Limerick was in an edgy state. It had just been relieved of a siege and there was still a crack or two of sniping at night. There was a strike on at the bacon factories; and there was an attempt to start a soviet. I went to see the committee and politely took my hat off and made a small French bow when I went into their room. The leader told me to put my hat on: they had finished, he said, with bourgeois manners. We had a wrangle about this because, although I am shy, I am touchy and argued back. We had a rapid duel of sarcasms. He was one of those “black” Irishmen one occasionally comes across; there was another, a waiter at the hotel in Limerick, who threw a plate of bacon and eggs at a customer. He was a big fellow who looked murderous every time he came into the dining room with a plate.
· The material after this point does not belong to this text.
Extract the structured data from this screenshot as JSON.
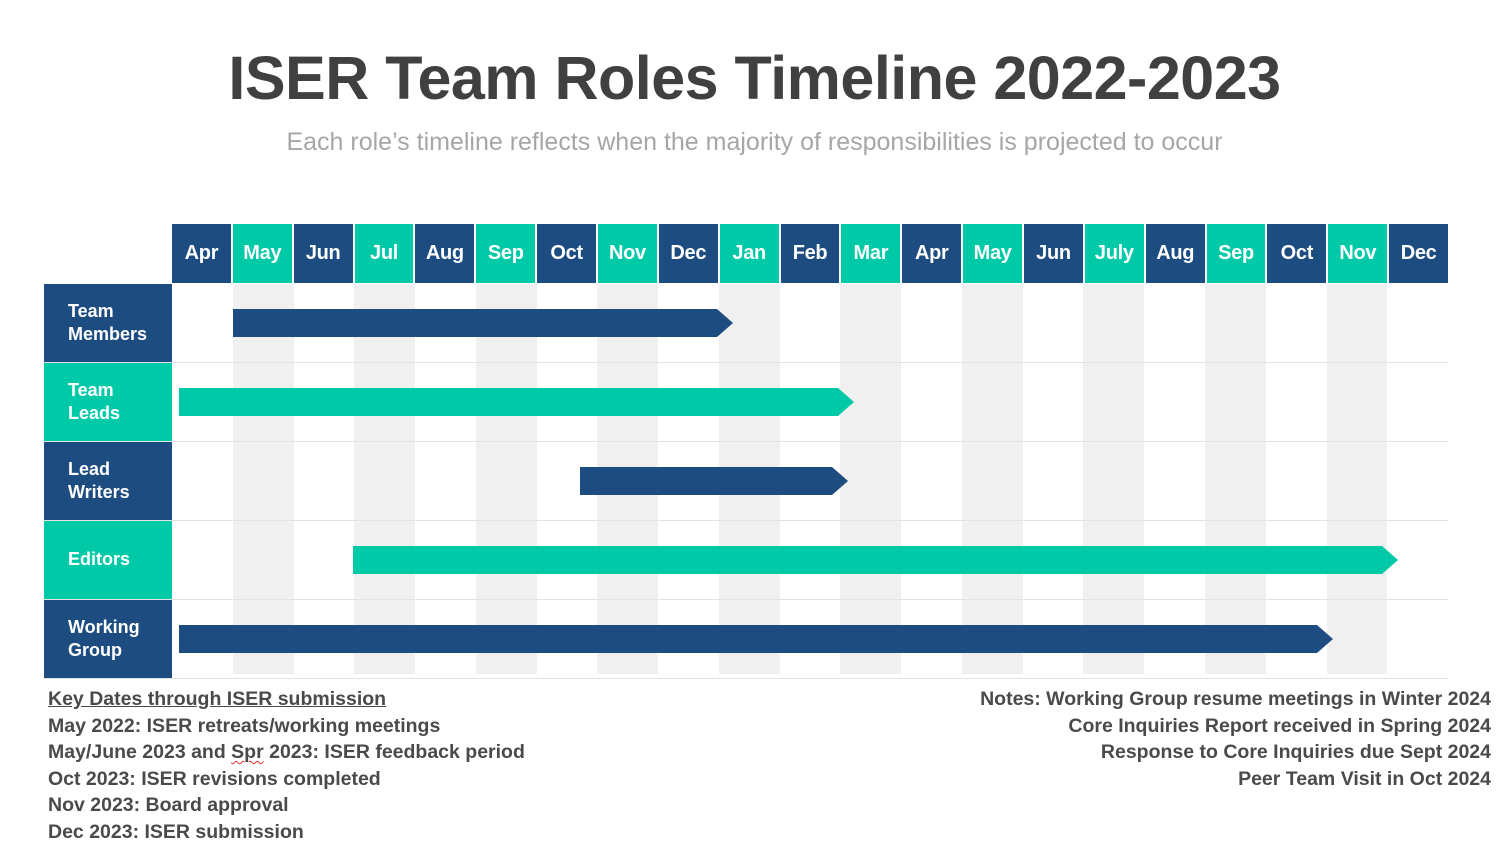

There occurred in Limerick one of those encounters which—looking back on it—I see as a portent. I found there a very serious young Englishman, in fact a Quaker, who took me to a house outside the town. As we climbed up on an outside car, he whispered to me not to talk on the long ride out because, he said, his situation was delicate. He had caught the Irish love of conspiracy, even the whisper. When we got to his house he told me he had been in the fighting against the Sinn Feiners, but had lately married an Irish girl. I think he had been in the Auxiliary Police. Except for having his tennis court shot up now and then, he said, when he and his wife were playing in the afternoons, there was not much trouble now. The English have stubborn natures but, I saw, could get lightheaded in Ireland.
Copyright © 1972 by V.S. Pritchett.